### THE TASK
From the first line to the last, give the material again exactly, without the images.

++++ DATA TO USE

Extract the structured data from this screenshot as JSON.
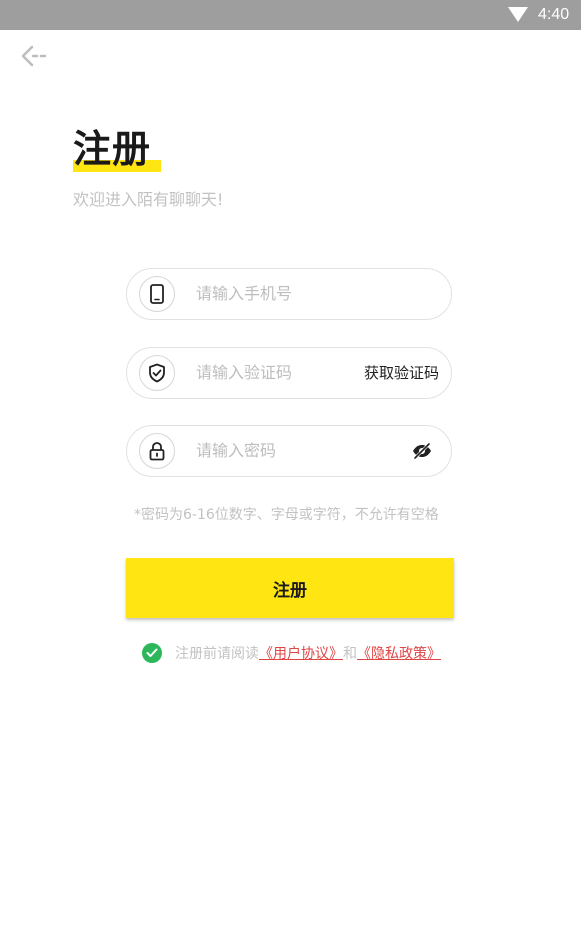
{
  "status_bar": {
    "time": "4:40"
  },
  "title": "注册",
  "subtitle": "欢迎进入陌有聊聊天!",
  "phone_field": {
    "placeholder": "请输入手机号"
  },
  "code_field": {
    "placeholder": "请输入验证码",
    "get_code_label": "获取验证码"
  },
  "password_field": {
    "placeholder": "请输入密码"
  },
  "password_hint": "*密码为6-16位数字、字母或字符，不允许有空格",
  "submit_label": "注册",
  "agreement": {
    "prefix": "注册前请阅读",
    "user_agreement": "《用户协议》",
    "and": "和",
    "privacy_policy": "《隐私政策》"
  },
  "colors": {
    "accent": "#ffe511",
    "check": "#2bb75a",
    "link": "#e04545"
  }
}
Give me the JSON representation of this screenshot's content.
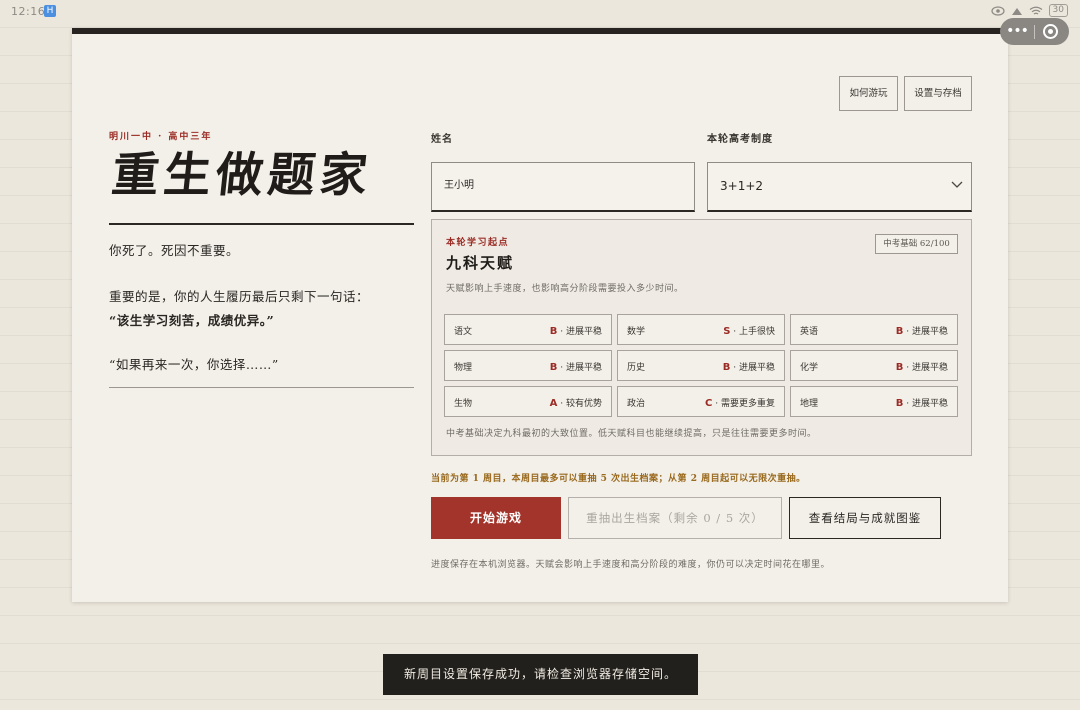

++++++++

### RESPONSE TO THIS EXERCISE
Extract the structured data from this screenshot as JSON.
{
  "status_bar": {
    "time": "4:40"
  },
  "title": "注册",
  "subtitle": "欢迎进入陌有聊聊天!",
  "phone_field": {
    "placeholder": "请输入手机号"
  },
  "code_field": {
    "placeholder": "请输入验证码",
    "get_code_label": "获取验证码"
  },
  "password_field": {
    "placeholder": "请输入密码"
  },
  "password_hint": "*密码为6-16位数字、字母或字符，不允许有空格",
  "submit_label": "注册",
  "agreement": {
    "prefix": "注册前请阅读",
    "user_agreement": "《用户协议》",
    "and": "和",
    "privacy_policy": "《隐私政策》"
  },
  "colors": {
    "accent": "#ffe511",
    "check": "#2bb75a",
    "link": "#e04545"
  }
}
Give me the JSON representation of this screenshot's content.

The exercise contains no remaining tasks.